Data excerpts
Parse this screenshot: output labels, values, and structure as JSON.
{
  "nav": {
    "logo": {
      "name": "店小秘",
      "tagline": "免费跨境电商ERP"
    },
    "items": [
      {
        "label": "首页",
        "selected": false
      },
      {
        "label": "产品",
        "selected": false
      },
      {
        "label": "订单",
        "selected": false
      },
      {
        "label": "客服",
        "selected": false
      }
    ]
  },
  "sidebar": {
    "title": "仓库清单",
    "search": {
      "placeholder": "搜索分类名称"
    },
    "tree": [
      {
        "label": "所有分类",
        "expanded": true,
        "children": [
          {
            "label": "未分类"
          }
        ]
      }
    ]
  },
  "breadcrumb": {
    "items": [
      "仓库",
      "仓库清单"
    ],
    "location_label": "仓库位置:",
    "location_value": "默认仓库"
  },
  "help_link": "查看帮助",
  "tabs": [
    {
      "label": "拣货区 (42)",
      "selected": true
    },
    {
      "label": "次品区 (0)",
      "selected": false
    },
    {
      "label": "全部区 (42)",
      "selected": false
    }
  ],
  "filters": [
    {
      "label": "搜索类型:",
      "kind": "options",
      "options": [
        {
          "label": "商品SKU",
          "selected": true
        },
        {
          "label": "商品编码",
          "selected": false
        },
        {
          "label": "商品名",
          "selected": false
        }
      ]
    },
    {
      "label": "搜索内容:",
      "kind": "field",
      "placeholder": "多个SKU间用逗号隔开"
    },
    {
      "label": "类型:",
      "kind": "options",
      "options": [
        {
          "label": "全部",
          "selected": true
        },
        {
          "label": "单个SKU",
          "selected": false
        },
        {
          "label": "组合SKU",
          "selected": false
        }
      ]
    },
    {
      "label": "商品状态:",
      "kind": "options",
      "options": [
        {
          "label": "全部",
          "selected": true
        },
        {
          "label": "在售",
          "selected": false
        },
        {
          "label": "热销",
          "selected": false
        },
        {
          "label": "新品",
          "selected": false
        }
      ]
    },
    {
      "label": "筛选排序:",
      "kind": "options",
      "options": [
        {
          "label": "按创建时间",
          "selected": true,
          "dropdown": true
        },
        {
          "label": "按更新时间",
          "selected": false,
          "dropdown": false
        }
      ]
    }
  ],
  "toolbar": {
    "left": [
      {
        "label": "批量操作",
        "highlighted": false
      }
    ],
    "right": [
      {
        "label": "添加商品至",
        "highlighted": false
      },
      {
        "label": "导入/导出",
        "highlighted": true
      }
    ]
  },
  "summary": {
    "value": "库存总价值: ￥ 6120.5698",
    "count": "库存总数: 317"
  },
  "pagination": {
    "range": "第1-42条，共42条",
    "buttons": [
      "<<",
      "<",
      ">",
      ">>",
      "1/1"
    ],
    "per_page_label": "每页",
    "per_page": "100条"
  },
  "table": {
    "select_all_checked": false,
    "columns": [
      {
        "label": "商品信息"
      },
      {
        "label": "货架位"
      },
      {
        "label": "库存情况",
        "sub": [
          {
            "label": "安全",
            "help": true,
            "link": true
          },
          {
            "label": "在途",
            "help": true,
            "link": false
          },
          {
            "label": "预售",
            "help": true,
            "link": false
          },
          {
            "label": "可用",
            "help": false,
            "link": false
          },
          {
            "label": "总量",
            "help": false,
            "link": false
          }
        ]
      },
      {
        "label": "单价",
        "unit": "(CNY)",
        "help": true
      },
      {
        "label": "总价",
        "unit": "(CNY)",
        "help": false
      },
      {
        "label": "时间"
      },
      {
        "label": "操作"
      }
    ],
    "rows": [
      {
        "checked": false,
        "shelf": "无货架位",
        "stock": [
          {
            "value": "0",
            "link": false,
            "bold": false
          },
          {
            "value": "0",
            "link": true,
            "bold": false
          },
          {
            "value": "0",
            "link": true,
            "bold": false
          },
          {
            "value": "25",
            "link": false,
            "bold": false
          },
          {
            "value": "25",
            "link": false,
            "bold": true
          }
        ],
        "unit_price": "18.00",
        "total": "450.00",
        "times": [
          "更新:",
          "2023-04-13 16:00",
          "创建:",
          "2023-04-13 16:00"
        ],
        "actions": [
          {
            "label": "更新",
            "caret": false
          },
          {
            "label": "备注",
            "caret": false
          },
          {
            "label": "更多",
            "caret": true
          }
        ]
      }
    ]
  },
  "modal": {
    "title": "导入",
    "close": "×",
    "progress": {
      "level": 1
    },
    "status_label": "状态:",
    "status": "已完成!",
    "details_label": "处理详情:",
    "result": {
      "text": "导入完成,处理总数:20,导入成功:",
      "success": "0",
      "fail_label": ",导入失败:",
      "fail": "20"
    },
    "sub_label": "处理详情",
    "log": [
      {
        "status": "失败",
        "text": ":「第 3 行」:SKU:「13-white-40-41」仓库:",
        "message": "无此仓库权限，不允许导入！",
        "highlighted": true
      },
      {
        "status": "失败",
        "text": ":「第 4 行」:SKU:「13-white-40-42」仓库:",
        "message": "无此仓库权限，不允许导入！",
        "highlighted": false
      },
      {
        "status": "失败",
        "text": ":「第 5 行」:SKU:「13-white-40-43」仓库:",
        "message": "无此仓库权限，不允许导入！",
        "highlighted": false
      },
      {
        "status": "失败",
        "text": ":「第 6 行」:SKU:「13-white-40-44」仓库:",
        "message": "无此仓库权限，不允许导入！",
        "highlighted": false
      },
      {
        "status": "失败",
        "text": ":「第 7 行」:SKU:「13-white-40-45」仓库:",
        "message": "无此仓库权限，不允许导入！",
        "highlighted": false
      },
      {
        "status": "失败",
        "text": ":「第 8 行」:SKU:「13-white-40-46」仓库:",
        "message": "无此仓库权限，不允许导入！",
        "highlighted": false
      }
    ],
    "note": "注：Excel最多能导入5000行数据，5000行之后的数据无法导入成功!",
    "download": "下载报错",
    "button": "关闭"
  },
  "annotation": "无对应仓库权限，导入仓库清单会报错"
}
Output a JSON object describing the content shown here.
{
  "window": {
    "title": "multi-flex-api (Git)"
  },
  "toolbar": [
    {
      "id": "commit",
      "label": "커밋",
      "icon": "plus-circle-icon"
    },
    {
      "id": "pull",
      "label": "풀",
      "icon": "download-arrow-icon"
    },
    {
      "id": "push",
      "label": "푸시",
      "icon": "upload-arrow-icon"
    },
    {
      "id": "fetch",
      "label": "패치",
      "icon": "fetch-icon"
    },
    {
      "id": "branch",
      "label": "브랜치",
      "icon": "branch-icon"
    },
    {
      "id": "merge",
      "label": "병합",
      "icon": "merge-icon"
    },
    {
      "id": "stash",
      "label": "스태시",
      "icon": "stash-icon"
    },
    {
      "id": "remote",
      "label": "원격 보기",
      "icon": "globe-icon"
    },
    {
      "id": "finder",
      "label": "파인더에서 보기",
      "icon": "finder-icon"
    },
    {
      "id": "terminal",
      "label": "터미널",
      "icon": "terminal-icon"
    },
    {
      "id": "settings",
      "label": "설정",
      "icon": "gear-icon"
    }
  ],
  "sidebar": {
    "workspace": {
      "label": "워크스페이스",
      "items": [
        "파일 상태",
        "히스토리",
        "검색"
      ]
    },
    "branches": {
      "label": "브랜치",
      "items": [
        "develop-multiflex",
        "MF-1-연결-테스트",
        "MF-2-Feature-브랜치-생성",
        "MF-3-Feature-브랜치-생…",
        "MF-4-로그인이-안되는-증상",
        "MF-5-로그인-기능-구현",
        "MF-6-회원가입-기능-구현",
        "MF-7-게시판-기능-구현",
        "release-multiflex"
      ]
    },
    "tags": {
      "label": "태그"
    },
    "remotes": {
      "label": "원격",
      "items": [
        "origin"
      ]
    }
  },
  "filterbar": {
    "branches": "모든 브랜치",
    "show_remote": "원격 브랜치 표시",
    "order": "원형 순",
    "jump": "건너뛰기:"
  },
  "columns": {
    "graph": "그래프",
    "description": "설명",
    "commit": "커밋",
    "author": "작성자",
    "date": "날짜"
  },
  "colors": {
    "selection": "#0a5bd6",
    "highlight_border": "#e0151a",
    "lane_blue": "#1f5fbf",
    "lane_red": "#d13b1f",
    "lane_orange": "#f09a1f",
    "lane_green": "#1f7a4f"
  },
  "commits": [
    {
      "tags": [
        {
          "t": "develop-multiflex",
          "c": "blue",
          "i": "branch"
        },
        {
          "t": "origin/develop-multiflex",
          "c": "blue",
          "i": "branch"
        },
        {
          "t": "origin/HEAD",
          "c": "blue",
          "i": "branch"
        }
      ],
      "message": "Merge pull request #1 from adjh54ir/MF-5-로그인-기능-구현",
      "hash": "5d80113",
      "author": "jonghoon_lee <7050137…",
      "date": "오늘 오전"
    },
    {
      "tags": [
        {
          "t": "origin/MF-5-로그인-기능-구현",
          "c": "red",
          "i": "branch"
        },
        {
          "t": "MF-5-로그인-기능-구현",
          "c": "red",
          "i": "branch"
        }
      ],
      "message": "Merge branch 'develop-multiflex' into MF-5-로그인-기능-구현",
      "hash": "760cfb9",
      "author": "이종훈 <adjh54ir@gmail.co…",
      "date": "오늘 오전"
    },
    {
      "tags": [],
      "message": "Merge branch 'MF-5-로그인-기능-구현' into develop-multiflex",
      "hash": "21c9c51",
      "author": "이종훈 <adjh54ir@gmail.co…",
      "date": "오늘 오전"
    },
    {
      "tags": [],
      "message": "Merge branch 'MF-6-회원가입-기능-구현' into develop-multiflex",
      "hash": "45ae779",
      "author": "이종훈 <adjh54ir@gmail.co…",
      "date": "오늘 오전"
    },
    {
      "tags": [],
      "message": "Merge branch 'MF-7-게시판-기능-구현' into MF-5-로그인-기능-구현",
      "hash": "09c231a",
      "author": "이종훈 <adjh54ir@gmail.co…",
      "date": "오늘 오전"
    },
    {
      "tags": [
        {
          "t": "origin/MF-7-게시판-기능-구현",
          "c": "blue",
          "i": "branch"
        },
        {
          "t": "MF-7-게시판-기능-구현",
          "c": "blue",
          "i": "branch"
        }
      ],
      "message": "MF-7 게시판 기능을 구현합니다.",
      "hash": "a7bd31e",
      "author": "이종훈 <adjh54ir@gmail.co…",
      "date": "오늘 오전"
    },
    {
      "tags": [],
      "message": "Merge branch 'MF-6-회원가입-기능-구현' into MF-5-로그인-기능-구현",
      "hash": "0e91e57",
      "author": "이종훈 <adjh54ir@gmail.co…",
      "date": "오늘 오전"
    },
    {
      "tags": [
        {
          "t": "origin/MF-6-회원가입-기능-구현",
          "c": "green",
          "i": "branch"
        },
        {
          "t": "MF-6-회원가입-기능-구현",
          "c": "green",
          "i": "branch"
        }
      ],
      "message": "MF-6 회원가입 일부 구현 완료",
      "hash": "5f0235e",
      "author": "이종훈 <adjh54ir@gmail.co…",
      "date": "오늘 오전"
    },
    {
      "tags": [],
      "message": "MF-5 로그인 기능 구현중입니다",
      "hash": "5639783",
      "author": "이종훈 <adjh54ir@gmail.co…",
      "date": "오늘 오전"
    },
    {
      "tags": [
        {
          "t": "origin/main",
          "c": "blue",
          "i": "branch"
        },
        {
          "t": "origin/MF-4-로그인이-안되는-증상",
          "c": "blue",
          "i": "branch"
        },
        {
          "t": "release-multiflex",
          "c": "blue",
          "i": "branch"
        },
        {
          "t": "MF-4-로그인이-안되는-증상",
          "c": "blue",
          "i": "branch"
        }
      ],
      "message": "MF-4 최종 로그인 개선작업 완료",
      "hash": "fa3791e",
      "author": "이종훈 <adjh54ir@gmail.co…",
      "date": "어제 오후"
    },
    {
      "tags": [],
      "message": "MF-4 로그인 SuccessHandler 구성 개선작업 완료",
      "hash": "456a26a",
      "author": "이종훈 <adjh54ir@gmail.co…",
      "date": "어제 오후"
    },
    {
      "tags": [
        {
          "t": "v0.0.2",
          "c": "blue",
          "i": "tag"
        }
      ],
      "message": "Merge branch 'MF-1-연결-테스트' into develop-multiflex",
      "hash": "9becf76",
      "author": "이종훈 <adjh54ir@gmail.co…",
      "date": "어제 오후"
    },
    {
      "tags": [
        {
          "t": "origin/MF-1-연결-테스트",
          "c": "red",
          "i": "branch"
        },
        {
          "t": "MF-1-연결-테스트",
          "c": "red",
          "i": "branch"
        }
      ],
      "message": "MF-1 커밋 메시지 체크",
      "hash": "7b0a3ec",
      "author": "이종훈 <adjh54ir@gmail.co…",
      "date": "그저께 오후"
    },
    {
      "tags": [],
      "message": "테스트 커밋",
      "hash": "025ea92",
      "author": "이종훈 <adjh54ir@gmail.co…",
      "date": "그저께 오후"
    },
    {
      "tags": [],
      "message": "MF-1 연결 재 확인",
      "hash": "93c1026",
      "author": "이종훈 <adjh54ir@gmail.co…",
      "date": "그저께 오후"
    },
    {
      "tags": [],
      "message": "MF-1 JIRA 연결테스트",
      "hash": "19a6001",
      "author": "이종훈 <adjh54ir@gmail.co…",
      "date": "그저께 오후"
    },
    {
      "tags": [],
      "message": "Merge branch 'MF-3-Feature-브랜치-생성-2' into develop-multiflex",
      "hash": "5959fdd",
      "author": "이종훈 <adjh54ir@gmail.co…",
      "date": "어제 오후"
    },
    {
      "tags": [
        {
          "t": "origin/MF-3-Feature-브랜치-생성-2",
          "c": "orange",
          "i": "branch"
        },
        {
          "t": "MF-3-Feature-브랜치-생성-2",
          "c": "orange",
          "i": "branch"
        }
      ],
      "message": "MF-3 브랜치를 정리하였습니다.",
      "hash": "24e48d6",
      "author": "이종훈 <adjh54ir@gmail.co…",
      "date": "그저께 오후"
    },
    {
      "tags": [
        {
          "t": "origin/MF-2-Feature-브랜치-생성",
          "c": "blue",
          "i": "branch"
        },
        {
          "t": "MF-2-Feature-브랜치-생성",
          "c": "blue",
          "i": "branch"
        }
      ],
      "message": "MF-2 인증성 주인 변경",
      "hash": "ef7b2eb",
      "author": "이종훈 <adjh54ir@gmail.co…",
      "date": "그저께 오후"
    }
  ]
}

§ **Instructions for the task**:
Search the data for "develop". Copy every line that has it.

§ **The answer**:
        "develop-multiflex",
          "t": "develop-multiflex",
          "t": "origin/develop-multiflex",
      "message": "Merge branch 'develop-multiflex' into MF-5-로그인-기능-구현",
      "message": "Merge branch 'MF-5-로그인-기능-구현' into develop-multiflex",
      "message": "Merge branch 'MF-6-회원가입-기능-구현' into develop-multiflex",
      "message": "Merge branch 'MF-1-연결-테스트' into develop-multiflex",
      "message": "Merge branch 'MF-3-Feature-브랜치-생성-2' into develop-multiflex",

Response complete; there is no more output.